Melissa, letting your baby go barefoot as much as possible is the best way to develop your baby's feet. When babies are barefoot, they can wiggle their toes, grip the floor, balance themselves, and push off with their feet muscles.
Some people buy shoes for newborn babies because they look cute, but they don't help the baby's foot development. In fact, shoes or pajamas with feet that are too tight can interfere with babies' foot development. If your infant needs his feet covered to stay warm, socks and cloth booties are fine.
Get your baby his first pair of shoes when he begins walking, usually around the first birthday. It's still good for him to go barefoot indoors, but shoes are good for outdoors to protect his feet from cuts and infections. Look for shoes that are almost like going barefoot—lightweight, soft, flexible material such as leather shoes or canvas sneakers. Get shoes with skid-proof soles to prevent slipping and falling. Make sure the shoes are wide enough for your child's foot to lie flat, and long enough for a little extra room to wiggle and grow, maybe one-half inch beyond the toes. It's normal for babies to have flat feet—most children naturally develop arches by 6 years of age, and you don't have to worry about buying shoes with special arch supports.

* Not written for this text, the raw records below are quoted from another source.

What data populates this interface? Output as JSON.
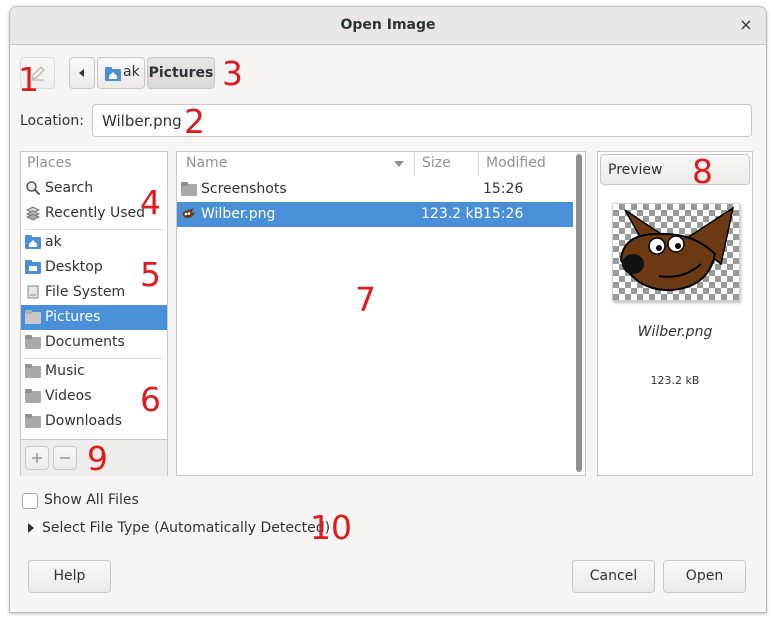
{
  "window": {
    "title": "Open Image",
    "close_glyph": "×"
  },
  "toolbar": {
    "edit_icon": "pencil-icon",
    "back_icon": "left-arrow-icon",
    "path": [
      {
        "label": "ak",
        "icon": "home-folder-icon"
      },
      {
        "label": "Pictures"
      }
    ]
  },
  "location": {
    "label": "Location:",
    "value": "Wilber.png"
  },
  "places": {
    "header": "Places",
    "items": [
      {
        "label": "Search",
        "icon": "search-icon"
      },
      {
        "label": "Recently Used",
        "icon": "recent-icon"
      },
      {
        "label": "ak",
        "icon": "home-folder-icon"
      },
      {
        "label": "Desktop",
        "icon": "desktop-folder-icon"
      },
      {
        "label": "File System",
        "icon": "drive-icon"
      },
      {
        "label": "Pictures",
        "icon": "folder-icon",
        "selected": true
      },
      {
        "label": "Documents",
        "icon": "folder-icon"
      },
      {
        "label": "Music",
        "icon": "folder-icon"
      },
      {
        "label": "Videos",
        "icon": "folder-icon"
      },
      {
        "label": "Downloads",
        "icon": "folder-icon"
      }
    ],
    "add_icon": "plus-icon",
    "remove_icon": "minus-icon"
  },
  "files": {
    "columns": {
      "name": "Name",
      "size": "Size",
      "modified": "Modified"
    },
    "rows": [
      {
        "name": "Screenshots",
        "size": "",
        "modified": "15:26",
        "icon": "folder-icon"
      },
      {
        "name": "Wilber.png",
        "size": "123.2 kB",
        "modified": "15:26",
        "icon": "gimp-image-icon",
        "selected": true
      }
    ]
  },
  "preview": {
    "button": "Preview",
    "filename": "Wilber.png",
    "size": "123.2 kB"
  },
  "options": {
    "show_all": "Show All Files",
    "file_type": "Select File Type (Automatically Detected)"
  },
  "buttons": {
    "help": "Help",
    "cancel": "Cancel",
    "open": "Open"
  },
  "annotations": [
    "1",
    "2",
    "3",
    "4",
    "5",
    "6",
    "7",
    "8",
    "9",
    "10"
  ],
  "colors": {
    "selection": "#4a90d9",
    "annotation": "#e01b1b"
  }
}
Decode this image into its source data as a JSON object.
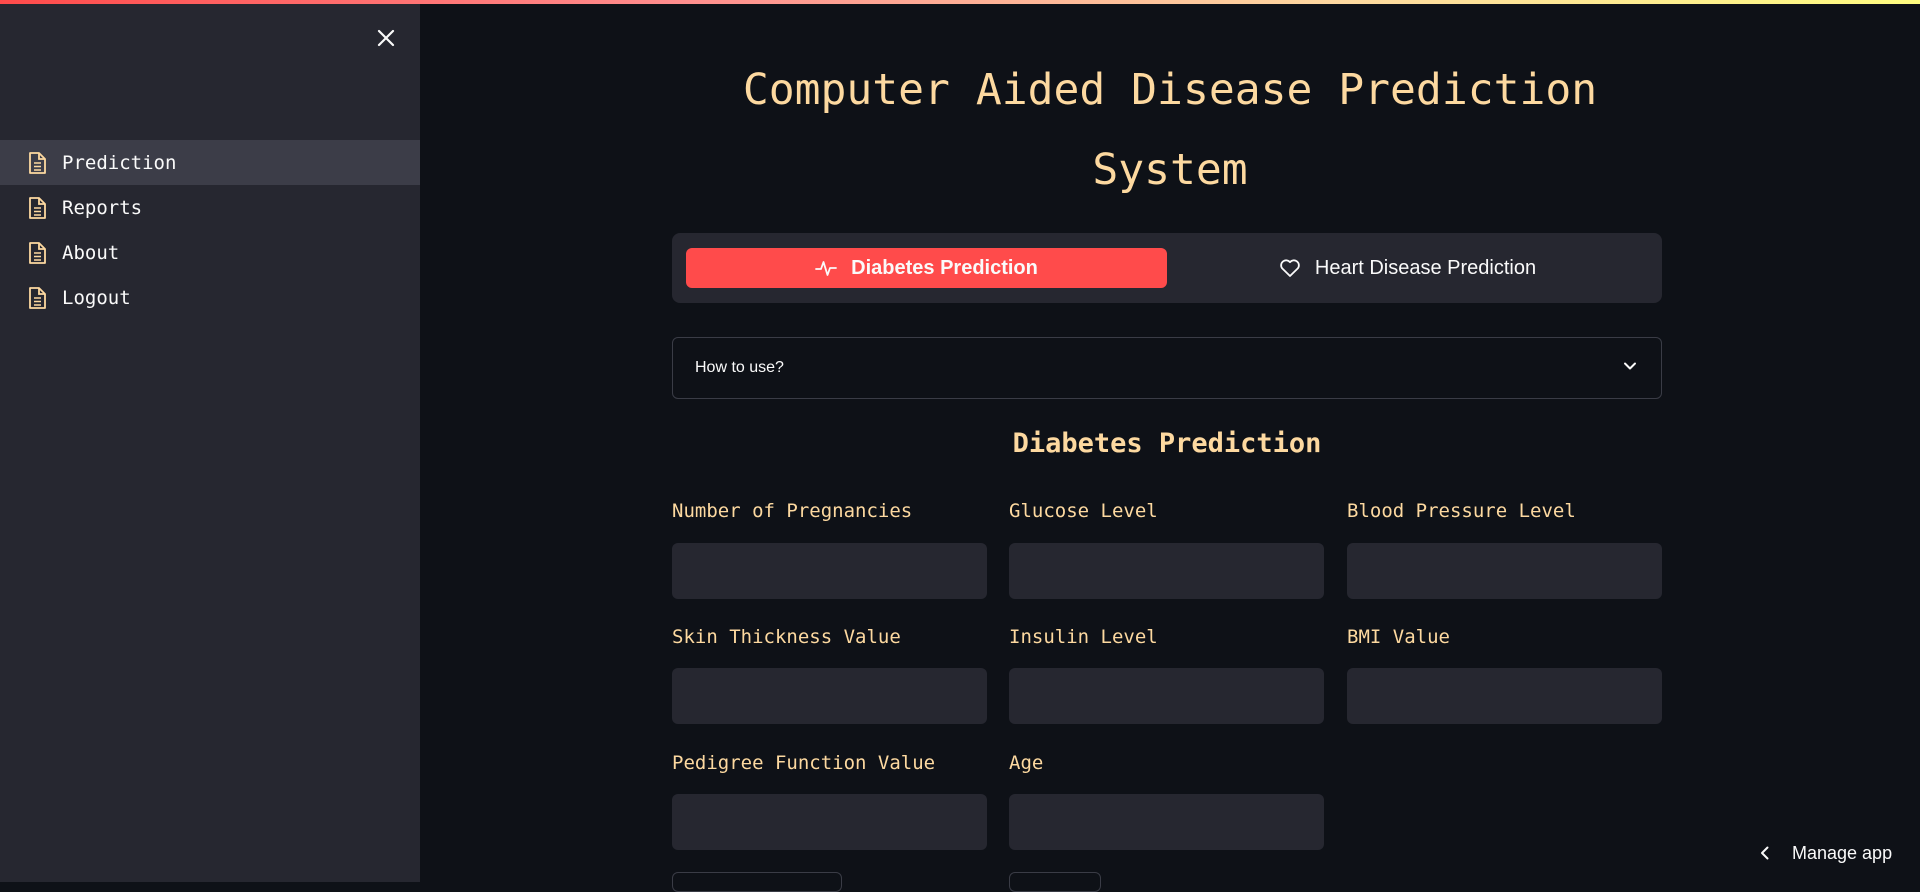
{
  "sidebar": {
    "close_icon": "close-icon",
    "items": [
      {
        "label": "Prediction",
        "icon": "document-icon",
        "active": true
      },
      {
        "label": "Reports",
        "icon": "document-icon",
        "active": false
      },
      {
        "label": "About",
        "icon": "document-icon",
        "active": false
      },
      {
        "label": "Logout",
        "icon": "document-icon",
        "active": false
      }
    ]
  },
  "main": {
    "title": "Computer Aided Disease Prediction System",
    "tabs": [
      {
        "label": "Diabetes Prediction",
        "icon": "activity-icon",
        "active": true
      },
      {
        "label": "Heart Disease Prediction",
        "icon": "heart-icon",
        "active": false
      }
    ],
    "expander": {
      "label": "How to use?",
      "icon": "chevron-down-icon"
    },
    "section_title": "Diabetes Prediction",
    "fields": [
      {
        "label": "Number of Pregnancies",
        "value": ""
      },
      {
        "label": "Glucose Level",
        "value": ""
      },
      {
        "label": "Blood Pressure Level",
        "value": ""
      },
      {
        "label": "Skin Thickness Value",
        "value": ""
      },
      {
        "label": "Insulin Level",
        "value": ""
      },
      {
        "label": "BMI Value",
        "value": ""
      },
      {
        "label": "Pedigree Function Value",
        "value": ""
      },
      {
        "label": "Age",
        "value": ""
      }
    ]
  },
  "footer": {
    "manage_app_label": "Manage app"
  },
  "colors": {
    "background": "#0e1117",
    "sidebar": "#262730",
    "accent": "#ff4b4b",
    "label_text": "#fdd9a0",
    "input_bg": "#262730"
  }
}
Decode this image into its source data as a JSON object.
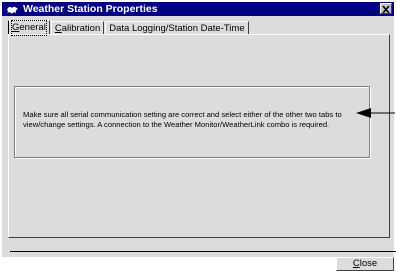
{
  "window": {
    "title": "Weather Station Properties",
    "title_icon": "weather-station-icon",
    "close_glyph": "✕"
  },
  "tabs": [
    {
      "label_first": "G",
      "label_rest": "eneral",
      "active": true
    },
    {
      "label_first": "C",
      "label_rest": "alibration",
      "active": false
    },
    {
      "label_first": "",
      "label_rest": "Data Logging/Station Date-Time",
      "active": false
    }
  ],
  "general": {
    "message": "Make sure all serial communication setting are correct and select either of the other two tabs to view/change settings. A connection to the Weather Monitor/WeatherLink combo is required."
  },
  "footer": {
    "close_first": "C",
    "close_rest": "lose"
  },
  "colors": {
    "titlebar": "#000080",
    "face": "#dcdcdc"
  }
}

Your child's feet will grow rapidly, so keep an eye out for signs that his shoes are too tight, e.g., his toe comes to the top of the shoe, his toes have red marks or blisters, he fusses when you put on his shoes, or he fusses to take them off. You might need to buy a couple of pairs of shoes a year, but it's important to have the right shoes to help your child walk, run, and climb safely.
Our parenting advice is given as suggestions only. We recommend you also consult your healthcare provider, and urge you to contact them immediately if your question is urgent or about a medical condition.